She arrived in 2000, when Iran's reformists had started to lose their teeth and their rock-star appeal and the conservatives had eased up on sartorial restrictions while continuing their assault on political freedoms. Moaveni is part of Iran's largest generation, the two-thirds of the country who are under 30 and are more interested in the latest rhinoplasty surgeons and bloggers than in the university's Friday prayer sessions. Some there saw her as a foreigner, and some considered her a wash-up for still being unmarried at 24, but on the whole she blended in with other Iranians and joined in their complex relationship with a country that evokes both fierce love and utter despair from its inhabitants. Years of civil rights abuses make Iranians "dream more modestly," but the criminalization of sexuality makes them crackle with sexual energy. Teenagers in 5-inch heels use martyrs' holidays as an excuse to throw make-out parties; disillusioned matrons trade Islam for yoga; mullahs who rail against "bourgeois" miniature poodles try to get Moaveni's cell phone number for a date.

Lipstick Jihad 's sensational-sounding title is in fact apt. It refers to Iranians who, despite the regime's dictates, insist on what Moaveni calls an "as if" lifestyle, living as if it were permitted to "speak your mind, challenge authority . . . wear too much lipstick." Women especially engage every day in this "slow, deliberate, widespread act of defiance. A jihad, in the classical sense of the word: a struggle."
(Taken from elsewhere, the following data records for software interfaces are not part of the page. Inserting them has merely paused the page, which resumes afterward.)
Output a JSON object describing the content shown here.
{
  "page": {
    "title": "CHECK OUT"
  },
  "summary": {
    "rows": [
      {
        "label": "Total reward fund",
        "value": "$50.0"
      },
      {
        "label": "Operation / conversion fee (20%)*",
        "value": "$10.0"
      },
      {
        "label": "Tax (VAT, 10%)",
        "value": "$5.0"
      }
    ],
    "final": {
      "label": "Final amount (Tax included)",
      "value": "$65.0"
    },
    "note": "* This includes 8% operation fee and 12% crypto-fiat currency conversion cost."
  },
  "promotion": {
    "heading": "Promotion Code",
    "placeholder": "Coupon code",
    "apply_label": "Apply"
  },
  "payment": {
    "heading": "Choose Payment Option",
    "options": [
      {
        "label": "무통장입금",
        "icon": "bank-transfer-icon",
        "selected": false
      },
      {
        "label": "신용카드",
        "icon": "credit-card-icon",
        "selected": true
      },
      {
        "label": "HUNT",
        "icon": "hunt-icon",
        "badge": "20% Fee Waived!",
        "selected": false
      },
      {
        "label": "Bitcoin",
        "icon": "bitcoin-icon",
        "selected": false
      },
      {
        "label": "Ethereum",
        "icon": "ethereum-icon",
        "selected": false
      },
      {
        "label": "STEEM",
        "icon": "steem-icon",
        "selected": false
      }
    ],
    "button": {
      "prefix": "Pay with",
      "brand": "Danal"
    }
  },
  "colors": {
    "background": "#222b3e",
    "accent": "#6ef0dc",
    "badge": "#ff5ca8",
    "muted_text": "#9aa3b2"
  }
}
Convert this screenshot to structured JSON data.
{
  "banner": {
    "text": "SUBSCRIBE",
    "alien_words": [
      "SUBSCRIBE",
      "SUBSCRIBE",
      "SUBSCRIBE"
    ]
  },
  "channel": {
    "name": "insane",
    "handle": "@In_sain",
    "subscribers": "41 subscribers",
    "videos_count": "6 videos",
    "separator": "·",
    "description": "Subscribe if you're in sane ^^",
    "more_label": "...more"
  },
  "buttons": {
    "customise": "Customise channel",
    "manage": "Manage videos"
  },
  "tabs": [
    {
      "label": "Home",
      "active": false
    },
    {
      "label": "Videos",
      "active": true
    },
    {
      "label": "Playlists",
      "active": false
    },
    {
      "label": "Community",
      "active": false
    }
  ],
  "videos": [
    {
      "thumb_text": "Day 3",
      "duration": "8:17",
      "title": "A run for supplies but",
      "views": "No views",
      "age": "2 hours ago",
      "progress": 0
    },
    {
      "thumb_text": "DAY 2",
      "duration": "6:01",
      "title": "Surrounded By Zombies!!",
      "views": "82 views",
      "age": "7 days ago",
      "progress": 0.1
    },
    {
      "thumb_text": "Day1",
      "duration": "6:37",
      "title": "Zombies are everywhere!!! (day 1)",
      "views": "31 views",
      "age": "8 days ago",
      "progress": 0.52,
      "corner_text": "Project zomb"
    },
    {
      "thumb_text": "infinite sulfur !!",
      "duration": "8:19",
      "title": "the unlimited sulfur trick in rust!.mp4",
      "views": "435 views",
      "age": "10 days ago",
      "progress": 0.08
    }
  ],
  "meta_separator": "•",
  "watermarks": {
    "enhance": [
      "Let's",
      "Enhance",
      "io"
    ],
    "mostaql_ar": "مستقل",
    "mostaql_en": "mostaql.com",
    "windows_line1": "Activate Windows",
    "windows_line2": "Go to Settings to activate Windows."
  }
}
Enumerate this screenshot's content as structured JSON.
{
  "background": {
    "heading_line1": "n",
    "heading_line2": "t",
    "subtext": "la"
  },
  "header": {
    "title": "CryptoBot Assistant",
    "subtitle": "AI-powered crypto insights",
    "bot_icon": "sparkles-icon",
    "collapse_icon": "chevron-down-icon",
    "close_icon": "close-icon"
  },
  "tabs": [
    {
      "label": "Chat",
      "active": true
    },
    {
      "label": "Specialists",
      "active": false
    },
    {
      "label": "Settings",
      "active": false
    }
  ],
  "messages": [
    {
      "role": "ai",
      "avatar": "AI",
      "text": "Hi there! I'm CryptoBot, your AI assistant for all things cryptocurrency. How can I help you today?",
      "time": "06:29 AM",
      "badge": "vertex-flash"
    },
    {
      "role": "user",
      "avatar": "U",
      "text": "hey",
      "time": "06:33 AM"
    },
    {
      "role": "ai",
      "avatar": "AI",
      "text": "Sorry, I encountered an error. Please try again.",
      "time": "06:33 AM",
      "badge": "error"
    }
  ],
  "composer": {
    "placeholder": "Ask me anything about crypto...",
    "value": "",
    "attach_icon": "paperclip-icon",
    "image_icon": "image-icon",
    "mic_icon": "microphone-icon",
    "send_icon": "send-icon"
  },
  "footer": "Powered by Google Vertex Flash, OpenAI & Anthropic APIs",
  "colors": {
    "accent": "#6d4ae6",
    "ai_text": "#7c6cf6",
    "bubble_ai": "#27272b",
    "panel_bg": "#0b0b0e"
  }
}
Moaveni has a journalist's eye for that struggle and a memoirist's knack for finding meaning in her own internal conflicts. For her, living in Iran meant inhabiting the "what if" world she might have grown up in, the oft-imagined world made flesh. Much of the time she felt alienated by it, but she writes affectingly of a moment in which her two worlds converged, on a ski slope when a friend used a Farsi term for "dear" that Moaveni recalled from the Iranians in California. "Until then, I had believed smells were the keys that unlocked memory, uniquely able to transport you back to some distant point in the past, in a heady flash. . . . But when I heard the word aziz, that endearment woven into the fabric of my childhood . . . I melted like a cat picked up by the scruff of its neck."

Despite such moments, Moaveni eventually abandoned the struggle to live in Iran. But her journey there provides a welcome alternative to the dark/light vision of it she grew up with. Her book shows us what Iran looks like in spring and fall, with all those seasons' biting winds and unexpected days of sunshine. •

Tara Bahrampour is the author of "To See and See Again: A Life in Iran and America" and a staff writer at The Washington Post.

© 2005 The Washington Post Company